**PROBLEM TO SOLVE:** Gather all lines in the entries below that include the word "생성하기".

[Collection entries]

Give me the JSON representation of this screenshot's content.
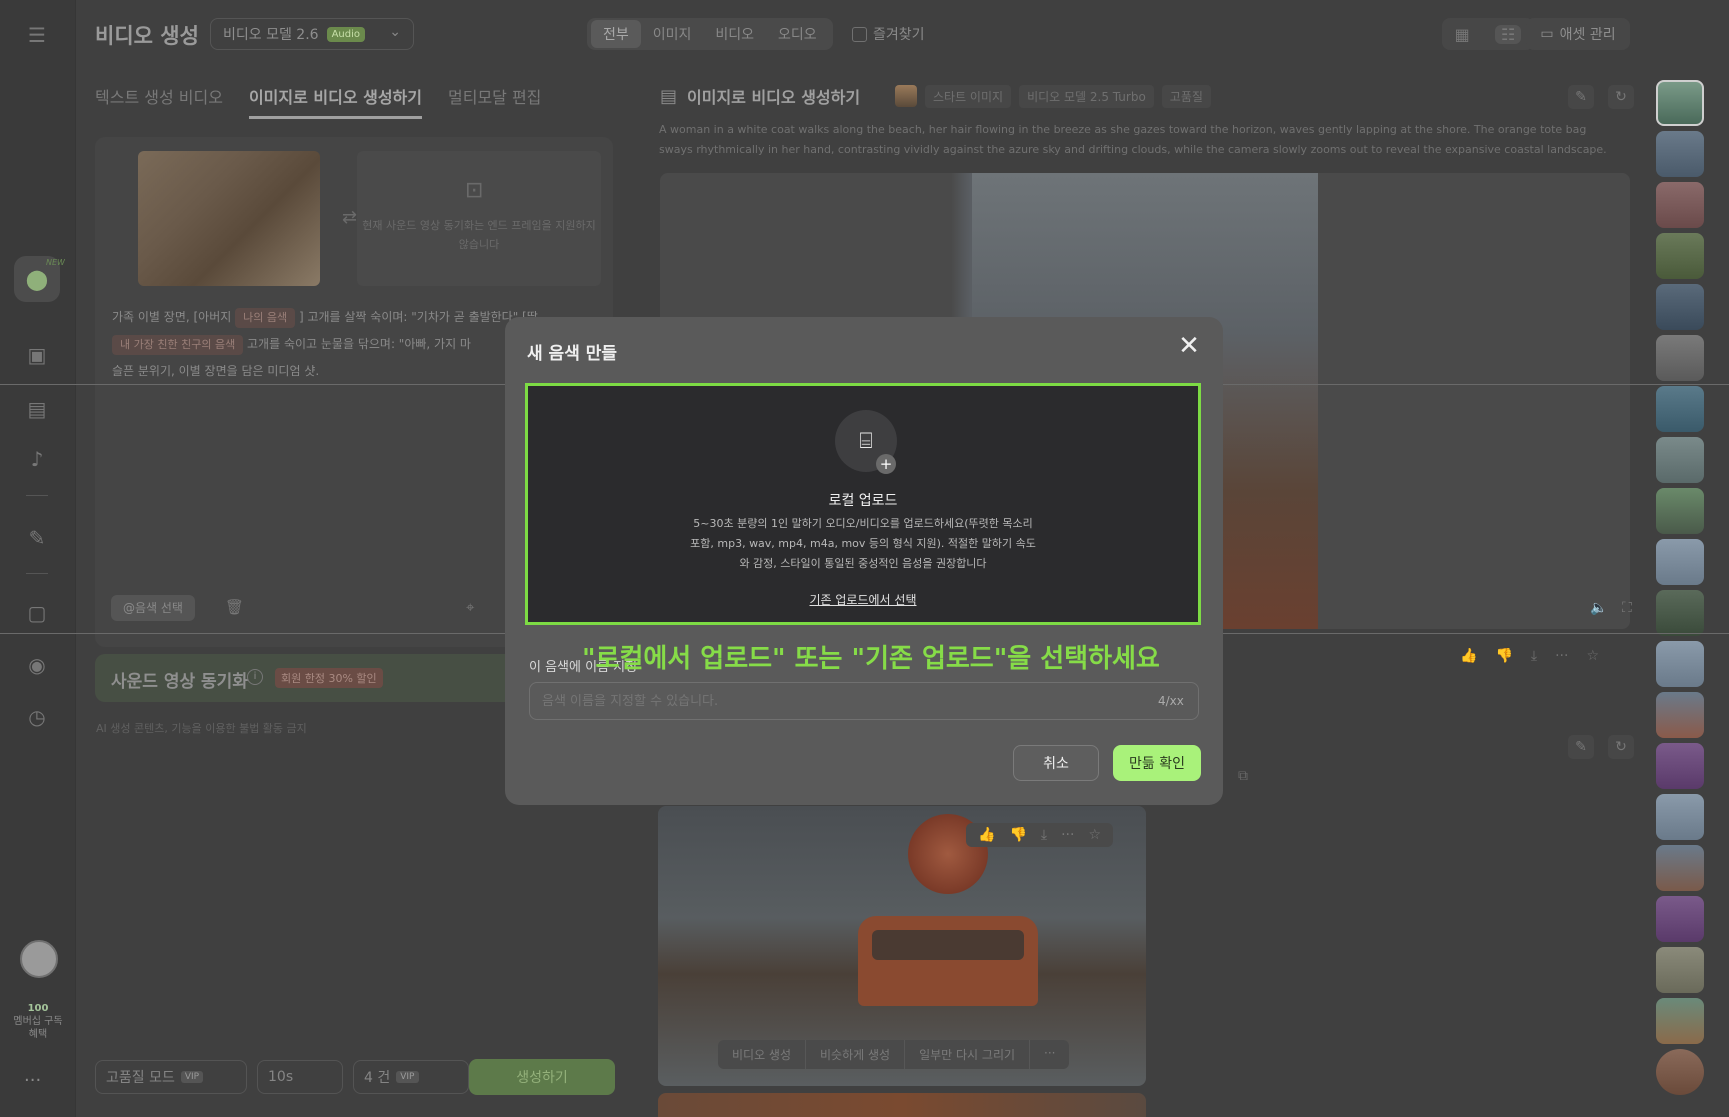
{
  "app": {
    "title": "비디오 생성",
    "model_label": "비디오 모델 2.6",
    "model_badge": "Audio"
  },
  "filters": {
    "tabs": [
      "전부",
      "이미지",
      "비디오",
      "오디오"
    ],
    "favorites": "즐겨찾기"
  },
  "toolbar": {
    "asset_manager": "애셋 관리"
  },
  "sidebar": {
    "new_tag": "NEW",
    "credits": "100",
    "membership": "멤버십 구독 혜택"
  },
  "left_panel": {
    "mode_tabs": [
      "텍스트 생성 비디오",
      "이미지로 비디오 생성하기",
      "멀티모달 편집"
    ],
    "end_frame_hint": "현재 사운드 영상 동기화는 엔드 프레임을 지원하지 않습니다",
    "prompt_part1": "가족 이별 장면, [아버지",
    "chip_my_voice": "나의 음색",
    "prompt_part2": "] 고개를 살짝 숙이며: \"기차가 곧 출발한다\" [딸",
    "chip_friend_voice": "내 가장 친한 친구의 음색",
    "prompt_part3": "고개를 숙이고 눈물을 닦으며: \"아빠, 가지 마",
    "prompt_part4": "슬픈 분위기, 이별 장면을 담은 미디엄 샷.",
    "voice_select": "@음색 선택",
    "sync_title": "사운드 영상 동기화",
    "sync_badge": "회원 한정 30% 할인",
    "notice": "AI 생성 콘텐츠, 기능을 이용한 불법 활동 금지",
    "quality_mode": "고품질 모드",
    "vip": "VIP",
    "duration": "10s",
    "count": "4 건",
    "generate": "생성하기"
  },
  "task": {
    "title": "이미지로 비디오 생성하기",
    "tags": [
      "스타트 이미지",
      "비디오 모델 2.5 Turbo",
      "고품질"
    ],
    "description": "A woman in a white coat walks along the beach, her hair flowing in the breeze as she gazes toward the horizon, waves gently lapping at the shore. The orange tote bag sways rhythmically in her hand, contrasting vividly against the azure sky and drifting clouds, while the camera slowly zooms out to reveal the expansive coastal landscape.",
    "card_actions": [
      "비디오 생성",
      "비슷하게 생성",
      "일부만 다시 그리기",
      "···"
    ]
  },
  "modal": {
    "title": "새 음색 만들",
    "upload_title": "로컬 업로드",
    "upload_desc": "5~30초 분량의 1인 말하기 오디오/비디오를 업로드하세요(뚜렷한 목소리 포함, mp3, wav, mp4, m4a,  mov 등의 형식 지원). 적절한 말하기 속도와 감정, 스타일이 통일된 중성적인 음성을 권장합니다",
    "upload_link": "기존 업로드에서 선택",
    "name_label": "이 음색에 이름 지정",
    "name_placeholder": "음색 이름을 지정할 수 있습니다.",
    "name_counter": "4/xx",
    "cancel": "취소",
    "confirm": "만듦 확인"
  },
  "callout": "\"로컬에서 업로드\" 또는 \"기존 업로드\"을 선택하세요",
  "colors": {
    "accent": "#a9f27a",
    "highlight_border": "#7ddb44",
    "callout": "#86dc48"
  }
}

**ANSWER AREA:**
      "이미지로 비디오 생성하기",
    "generate": "생성하기"
    "title": "이미지로 비디오 생성하기",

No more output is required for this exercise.